Goal of the exercise
In the listing below, find each line containing "Choose" and report it.

Task material
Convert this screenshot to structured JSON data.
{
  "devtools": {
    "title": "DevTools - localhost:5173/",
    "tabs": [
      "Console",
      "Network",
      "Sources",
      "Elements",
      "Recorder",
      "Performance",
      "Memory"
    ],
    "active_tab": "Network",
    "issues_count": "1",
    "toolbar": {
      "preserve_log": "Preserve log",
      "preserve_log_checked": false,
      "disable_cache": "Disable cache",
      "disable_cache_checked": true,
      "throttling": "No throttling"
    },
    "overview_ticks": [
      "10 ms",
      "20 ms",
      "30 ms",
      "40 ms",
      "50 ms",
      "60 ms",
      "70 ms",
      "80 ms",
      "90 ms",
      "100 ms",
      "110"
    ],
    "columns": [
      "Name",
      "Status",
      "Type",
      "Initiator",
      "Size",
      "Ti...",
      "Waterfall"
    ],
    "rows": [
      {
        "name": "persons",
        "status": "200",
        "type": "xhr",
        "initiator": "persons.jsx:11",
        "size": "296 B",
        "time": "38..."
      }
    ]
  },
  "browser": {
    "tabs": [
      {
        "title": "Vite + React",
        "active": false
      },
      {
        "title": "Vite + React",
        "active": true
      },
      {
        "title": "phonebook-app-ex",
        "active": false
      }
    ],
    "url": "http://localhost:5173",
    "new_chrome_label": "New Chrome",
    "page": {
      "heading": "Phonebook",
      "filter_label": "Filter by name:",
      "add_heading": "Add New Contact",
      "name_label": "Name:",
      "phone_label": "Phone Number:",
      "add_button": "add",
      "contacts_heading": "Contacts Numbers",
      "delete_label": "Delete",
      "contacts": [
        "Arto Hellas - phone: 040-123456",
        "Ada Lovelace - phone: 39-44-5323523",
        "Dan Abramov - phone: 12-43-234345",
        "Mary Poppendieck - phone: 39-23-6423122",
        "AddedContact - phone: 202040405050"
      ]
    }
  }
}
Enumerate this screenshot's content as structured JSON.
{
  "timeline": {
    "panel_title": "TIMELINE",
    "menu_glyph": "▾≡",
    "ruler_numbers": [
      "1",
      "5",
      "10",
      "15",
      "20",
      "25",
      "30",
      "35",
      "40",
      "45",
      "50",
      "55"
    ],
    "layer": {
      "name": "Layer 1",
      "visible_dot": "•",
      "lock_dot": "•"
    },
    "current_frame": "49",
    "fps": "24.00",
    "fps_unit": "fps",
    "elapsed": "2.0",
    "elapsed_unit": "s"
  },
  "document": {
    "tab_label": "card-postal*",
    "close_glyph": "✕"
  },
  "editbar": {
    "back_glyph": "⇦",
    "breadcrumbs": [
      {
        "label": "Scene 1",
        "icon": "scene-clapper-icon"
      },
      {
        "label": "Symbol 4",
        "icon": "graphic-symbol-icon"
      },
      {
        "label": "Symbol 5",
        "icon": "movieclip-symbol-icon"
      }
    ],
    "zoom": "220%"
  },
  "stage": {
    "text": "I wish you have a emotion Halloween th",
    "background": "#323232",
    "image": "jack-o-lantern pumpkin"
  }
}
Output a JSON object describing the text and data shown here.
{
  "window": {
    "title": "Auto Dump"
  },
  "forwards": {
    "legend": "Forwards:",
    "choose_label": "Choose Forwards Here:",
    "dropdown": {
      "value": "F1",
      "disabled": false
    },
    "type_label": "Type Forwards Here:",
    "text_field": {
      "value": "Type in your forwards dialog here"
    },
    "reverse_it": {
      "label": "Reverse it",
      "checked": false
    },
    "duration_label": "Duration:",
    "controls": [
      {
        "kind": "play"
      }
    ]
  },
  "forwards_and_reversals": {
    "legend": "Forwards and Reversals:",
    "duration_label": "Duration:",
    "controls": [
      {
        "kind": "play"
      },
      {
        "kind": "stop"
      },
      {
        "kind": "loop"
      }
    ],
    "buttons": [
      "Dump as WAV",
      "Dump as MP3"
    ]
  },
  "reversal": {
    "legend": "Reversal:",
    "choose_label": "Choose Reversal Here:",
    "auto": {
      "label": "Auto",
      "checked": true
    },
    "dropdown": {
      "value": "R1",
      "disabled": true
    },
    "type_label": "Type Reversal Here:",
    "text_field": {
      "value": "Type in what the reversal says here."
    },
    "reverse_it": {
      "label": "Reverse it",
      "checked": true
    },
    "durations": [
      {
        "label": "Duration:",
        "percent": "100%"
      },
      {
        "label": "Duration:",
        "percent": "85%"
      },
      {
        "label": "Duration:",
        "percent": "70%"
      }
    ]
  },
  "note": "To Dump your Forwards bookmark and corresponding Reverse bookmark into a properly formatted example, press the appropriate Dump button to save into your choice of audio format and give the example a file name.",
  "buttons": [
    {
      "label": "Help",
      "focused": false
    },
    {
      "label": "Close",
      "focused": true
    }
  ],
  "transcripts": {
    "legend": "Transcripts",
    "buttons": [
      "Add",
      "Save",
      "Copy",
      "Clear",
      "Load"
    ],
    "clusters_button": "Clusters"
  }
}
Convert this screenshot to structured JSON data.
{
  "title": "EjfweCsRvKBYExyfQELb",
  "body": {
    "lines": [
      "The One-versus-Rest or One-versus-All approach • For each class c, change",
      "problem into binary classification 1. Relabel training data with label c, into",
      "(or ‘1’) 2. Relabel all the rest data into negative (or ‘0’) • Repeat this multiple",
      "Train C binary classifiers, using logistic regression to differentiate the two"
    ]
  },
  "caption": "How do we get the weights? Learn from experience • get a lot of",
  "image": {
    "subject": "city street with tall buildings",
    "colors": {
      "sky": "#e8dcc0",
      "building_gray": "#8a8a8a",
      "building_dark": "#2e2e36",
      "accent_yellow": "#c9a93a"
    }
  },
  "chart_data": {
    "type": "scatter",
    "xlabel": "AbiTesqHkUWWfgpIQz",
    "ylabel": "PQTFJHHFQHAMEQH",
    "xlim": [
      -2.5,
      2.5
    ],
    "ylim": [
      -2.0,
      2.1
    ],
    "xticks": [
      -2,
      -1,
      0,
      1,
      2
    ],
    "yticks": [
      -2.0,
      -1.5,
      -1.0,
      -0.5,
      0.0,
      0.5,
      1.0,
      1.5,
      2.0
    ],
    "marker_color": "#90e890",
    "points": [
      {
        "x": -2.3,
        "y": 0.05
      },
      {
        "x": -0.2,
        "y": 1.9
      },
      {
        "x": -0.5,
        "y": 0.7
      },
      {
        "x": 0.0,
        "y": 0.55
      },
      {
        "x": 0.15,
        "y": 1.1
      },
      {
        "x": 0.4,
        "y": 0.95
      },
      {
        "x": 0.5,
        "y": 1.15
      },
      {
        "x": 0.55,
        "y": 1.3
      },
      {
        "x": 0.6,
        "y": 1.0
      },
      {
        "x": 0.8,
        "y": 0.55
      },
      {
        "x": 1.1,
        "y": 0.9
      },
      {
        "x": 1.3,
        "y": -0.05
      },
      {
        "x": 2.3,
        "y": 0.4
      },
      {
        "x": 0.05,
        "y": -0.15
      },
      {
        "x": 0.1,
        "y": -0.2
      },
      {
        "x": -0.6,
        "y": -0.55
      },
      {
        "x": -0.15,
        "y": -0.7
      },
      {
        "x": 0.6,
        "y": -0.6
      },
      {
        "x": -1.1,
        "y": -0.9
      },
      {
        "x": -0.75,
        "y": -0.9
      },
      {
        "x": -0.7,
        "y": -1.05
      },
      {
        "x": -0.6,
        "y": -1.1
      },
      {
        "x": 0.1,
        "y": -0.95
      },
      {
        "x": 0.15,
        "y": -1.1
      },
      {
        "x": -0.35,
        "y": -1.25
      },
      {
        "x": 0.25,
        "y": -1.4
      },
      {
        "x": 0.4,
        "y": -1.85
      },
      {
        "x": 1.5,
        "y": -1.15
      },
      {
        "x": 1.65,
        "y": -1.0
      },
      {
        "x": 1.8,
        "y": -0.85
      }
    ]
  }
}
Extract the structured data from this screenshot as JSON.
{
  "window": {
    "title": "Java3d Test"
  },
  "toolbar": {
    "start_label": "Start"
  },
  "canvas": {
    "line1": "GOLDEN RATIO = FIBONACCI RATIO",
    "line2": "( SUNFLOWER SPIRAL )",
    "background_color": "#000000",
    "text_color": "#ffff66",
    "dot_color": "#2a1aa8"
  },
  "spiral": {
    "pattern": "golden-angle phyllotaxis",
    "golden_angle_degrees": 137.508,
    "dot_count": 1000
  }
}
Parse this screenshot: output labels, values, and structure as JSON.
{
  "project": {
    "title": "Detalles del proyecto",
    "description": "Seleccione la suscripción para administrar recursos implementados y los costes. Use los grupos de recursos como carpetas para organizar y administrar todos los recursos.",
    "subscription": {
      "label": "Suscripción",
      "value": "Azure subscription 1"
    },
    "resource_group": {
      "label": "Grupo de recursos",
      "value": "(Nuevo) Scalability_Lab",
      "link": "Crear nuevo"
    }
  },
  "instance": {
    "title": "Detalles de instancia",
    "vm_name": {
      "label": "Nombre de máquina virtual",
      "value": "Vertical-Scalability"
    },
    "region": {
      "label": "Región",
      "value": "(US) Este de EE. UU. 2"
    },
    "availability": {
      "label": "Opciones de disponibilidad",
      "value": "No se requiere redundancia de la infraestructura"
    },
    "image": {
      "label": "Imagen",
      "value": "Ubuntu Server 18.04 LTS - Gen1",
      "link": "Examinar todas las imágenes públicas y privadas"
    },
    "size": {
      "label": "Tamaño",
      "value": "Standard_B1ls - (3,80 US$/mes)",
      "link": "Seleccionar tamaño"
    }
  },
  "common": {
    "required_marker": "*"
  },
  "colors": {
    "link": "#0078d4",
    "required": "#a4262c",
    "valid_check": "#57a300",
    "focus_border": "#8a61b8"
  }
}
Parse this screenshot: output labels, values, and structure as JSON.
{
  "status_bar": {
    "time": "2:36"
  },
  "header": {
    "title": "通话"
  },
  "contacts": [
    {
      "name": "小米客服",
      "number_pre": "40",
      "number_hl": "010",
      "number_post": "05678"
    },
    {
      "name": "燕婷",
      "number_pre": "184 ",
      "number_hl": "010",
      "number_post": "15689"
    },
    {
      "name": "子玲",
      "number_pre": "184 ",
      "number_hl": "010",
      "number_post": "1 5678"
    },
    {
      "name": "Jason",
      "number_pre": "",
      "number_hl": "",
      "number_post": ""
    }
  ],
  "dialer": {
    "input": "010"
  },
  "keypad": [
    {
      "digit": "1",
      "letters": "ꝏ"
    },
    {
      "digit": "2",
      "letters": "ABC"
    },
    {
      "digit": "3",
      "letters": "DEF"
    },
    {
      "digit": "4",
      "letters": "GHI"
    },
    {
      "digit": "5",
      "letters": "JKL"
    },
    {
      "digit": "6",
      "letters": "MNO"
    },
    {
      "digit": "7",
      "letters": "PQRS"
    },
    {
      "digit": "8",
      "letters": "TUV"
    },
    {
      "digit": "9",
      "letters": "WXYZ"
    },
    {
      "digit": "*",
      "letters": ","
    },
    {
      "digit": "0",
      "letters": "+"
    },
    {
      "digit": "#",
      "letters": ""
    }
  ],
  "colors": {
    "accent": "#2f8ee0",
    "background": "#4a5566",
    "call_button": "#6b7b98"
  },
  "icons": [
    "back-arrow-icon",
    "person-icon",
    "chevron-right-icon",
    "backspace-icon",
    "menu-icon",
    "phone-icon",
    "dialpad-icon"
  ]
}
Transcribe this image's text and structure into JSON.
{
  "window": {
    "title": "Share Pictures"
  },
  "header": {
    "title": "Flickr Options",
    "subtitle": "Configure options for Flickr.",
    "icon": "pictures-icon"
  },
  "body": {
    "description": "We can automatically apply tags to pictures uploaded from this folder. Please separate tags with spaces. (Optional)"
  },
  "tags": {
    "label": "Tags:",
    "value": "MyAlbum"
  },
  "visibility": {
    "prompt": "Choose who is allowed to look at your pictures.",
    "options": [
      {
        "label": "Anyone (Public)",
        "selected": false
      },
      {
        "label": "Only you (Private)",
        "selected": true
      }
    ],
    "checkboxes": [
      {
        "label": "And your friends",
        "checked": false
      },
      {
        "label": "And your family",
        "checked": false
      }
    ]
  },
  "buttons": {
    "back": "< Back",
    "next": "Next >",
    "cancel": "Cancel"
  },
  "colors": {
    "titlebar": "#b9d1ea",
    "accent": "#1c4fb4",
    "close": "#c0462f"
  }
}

Finished task
    "choose_label": "Choose Forwards Here:",
    "choose_label": "Choose Reversal Here:",
    "prompt": "Choose who is allowed to look at your pictures.",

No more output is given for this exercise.